Millennials are a discerning bunch, whose passion for gourmet dining is rivalled only by their greater knowledge about health or their interest in the origin of foods and how they reach our table.
Mindfulness has undoubtedly been the zeitgeist of the 21st century since its inception, affecting everything from our approach to exercise, to the type of dining experience we seek. Marisa Cutillas highlights just a few trends that will be taking over tables during the next decade.
ASMR Food Experiences
If you don’t know what ASMR is, just type in ‘woman eating pickle’ on YouTube and get ready to be blown away. Autonomous Sensory Meridian Response is an experience characterised by a tingling sensation on skin that is deeply relaxing and exciting all at once; it usually begins on the scalp and makes its way down the neck and upper spine.

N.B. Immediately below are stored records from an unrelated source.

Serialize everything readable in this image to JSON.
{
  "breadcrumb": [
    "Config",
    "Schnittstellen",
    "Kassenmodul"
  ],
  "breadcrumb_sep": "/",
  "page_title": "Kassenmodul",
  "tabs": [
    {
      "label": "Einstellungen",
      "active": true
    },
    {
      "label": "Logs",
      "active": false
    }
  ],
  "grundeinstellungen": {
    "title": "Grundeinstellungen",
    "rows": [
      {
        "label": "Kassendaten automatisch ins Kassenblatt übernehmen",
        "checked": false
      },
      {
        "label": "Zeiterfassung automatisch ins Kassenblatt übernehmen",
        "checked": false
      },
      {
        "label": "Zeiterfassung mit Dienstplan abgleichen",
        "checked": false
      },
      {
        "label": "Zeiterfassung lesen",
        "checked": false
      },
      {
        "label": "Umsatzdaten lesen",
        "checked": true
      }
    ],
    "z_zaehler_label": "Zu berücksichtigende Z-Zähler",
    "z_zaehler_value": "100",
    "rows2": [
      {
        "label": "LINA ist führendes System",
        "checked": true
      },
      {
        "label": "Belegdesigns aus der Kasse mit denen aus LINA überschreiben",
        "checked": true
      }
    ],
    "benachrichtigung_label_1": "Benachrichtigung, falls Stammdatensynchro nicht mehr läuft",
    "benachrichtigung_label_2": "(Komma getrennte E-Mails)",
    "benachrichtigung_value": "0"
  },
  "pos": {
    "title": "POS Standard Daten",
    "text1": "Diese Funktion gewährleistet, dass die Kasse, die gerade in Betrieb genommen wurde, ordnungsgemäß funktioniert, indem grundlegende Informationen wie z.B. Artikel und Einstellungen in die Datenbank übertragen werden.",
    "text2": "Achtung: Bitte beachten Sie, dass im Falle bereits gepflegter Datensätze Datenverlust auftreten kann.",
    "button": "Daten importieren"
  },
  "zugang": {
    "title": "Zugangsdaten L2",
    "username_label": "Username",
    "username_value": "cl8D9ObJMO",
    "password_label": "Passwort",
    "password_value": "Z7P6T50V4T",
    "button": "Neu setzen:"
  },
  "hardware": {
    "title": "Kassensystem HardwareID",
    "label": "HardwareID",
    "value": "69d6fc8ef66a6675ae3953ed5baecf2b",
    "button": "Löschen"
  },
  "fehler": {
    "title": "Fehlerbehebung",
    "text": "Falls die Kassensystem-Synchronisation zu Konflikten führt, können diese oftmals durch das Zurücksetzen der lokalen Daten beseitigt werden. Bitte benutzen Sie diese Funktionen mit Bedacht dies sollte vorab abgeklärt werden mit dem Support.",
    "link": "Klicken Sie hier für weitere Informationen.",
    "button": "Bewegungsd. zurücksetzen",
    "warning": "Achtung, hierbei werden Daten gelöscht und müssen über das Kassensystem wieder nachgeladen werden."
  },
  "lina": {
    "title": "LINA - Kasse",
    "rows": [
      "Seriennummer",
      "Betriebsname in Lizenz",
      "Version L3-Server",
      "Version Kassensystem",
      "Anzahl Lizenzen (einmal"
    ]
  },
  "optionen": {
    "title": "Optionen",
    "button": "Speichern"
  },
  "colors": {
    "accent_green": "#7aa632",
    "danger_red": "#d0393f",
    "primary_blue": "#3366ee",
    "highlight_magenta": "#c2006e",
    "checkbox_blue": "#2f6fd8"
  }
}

ASMR videos feature people whispering (to lessen the sound of the voice and strengthen that of food) while they tap their fingers on plastic boxes containing food, crinkle paper bags containing anything from hash browns to nuggets, and chew into snacks, while we enjoy a sense of euphoria (and resist the temptation to try all those delicious goodies).
Farm to Table Cuisine
Call it slow food, zero kilometre cuisine or a penchant for local foods. It’s been around for over a decade but its importance will grow exponentially in 2018.
Mindfulness eating involves taking the time to really enjoy the ‘here and now’ of one’s dining experience. Often, this means foregoing fast food in favour of seasonal produce sourced from nearby farms or gardens.
Science is to be credited for this movement, since the two largest meta analyses on organic vs conventionally grown/raised foods has come to two important conclusions: organic produce truly does have significantly higher levels of antioxidants and organic meat up to 150 per cent more Omega-3 essential fatty acids than their conventional counterparts.
Diners who are well aware of the link between their lifestyle choices and the state of their health are queueing up for experiences that provide authentic fuel (rather than delicious but empty calories) for their body.
If you still haven’t seen Forks Over Knives or What the Health, you may still be happily munching on meat, but science has more than established two ‘inconvenient truths’: firstly, the meat industry is largely to blame for world poverty (because livestock takes up 30 per cent of the world’s ice-free surface and produces around 37 per cent of human-caused methane emissions). Secondly, red meat consumption is linked to an increased local risk of total, cardiovascular, and cancer mortality.
Meanwhile, vegan and raw vegan restaurants are serving some of the most delicious, texture-rich, colourfully presented foods on the gastro scene. In Marbella, Gioia restaurant is the perfect instance of how creative raw vegan cuisine has become.
The Internet of Things, Smart Refrigerators and Cupboards
We are busier than ever and most of us don’t want to spend the little free time we have in a supermarket.
Over the next decade, our very own homes will become our personal grocery store, thanks to artificial intelligence, which will automatically order any goods we have consumed.
According to Forbes, supermarkets will then go gourmet, enticing us with new and exciting foods, as well as artisan items and foods prepared with healthy, organic ingredients.
Stores will also have more space to dedicate to foods which bestow specific health benefits, including gut-healthy foods like kimchi, sauerkraut and kombucha (fermented goods), yogurts with probiotics, and foods like Jerusalem artichoke or chicory root, which are excellent sources of prebiotics.
Smaller Ingredients Lists
Buyers are not only savvier about ingredients, they also want less of them. Thus, brands like Häagen-Dazs sells ice-cream products containing only five ingredients: cream, milk, sugar, egg yolk, and chocolate (or vanilla, ginger, strawberries, etc.). Other companies, like Pillsbury, have created cookie lines with the exact ingredients you would use at home.
Yes, these foods are still processed, but at least they don’t contain a long list of chemicals that can have health effects we are completely unaware of in most cases.
Cool Products from Around the World to Savour in 2018
Go Cubes Chewable Coffee: This product gives you your daily boost of java in bite form; made with real cold-brew coffee, they enhance clarity and energy without making you feel jittery.
Beyond Meat Burgers: This totally vegan burger actually ‘bleeds’ when you bite into it… it is made of a pulverised beet blend that tastes just like the real thing.
Taberu Mango Flavoured Crispy Seaweed with Rice Krispies: Made of seaweed, rice krispies and mango, this snack is as rich in vitamins and nutrients as it is irresistible.
Sap! Maple Beverages: Maple sap holds a myriad of health benefits with naturally occurring antioxidants, vitamins, electrolytes, nutrients and minerals. Sap! makes 100% alcohol-free bubbly drinks which are a healthier alternative to sugar-sweetened beverages.
Stumptown Sparkling Cold Brews: These sparkling beverages contain various kinds of coffee. A great choice to take to barbecues or in your lunchbox when you forgot your Nespresso at home.
Words Marisa Cutillas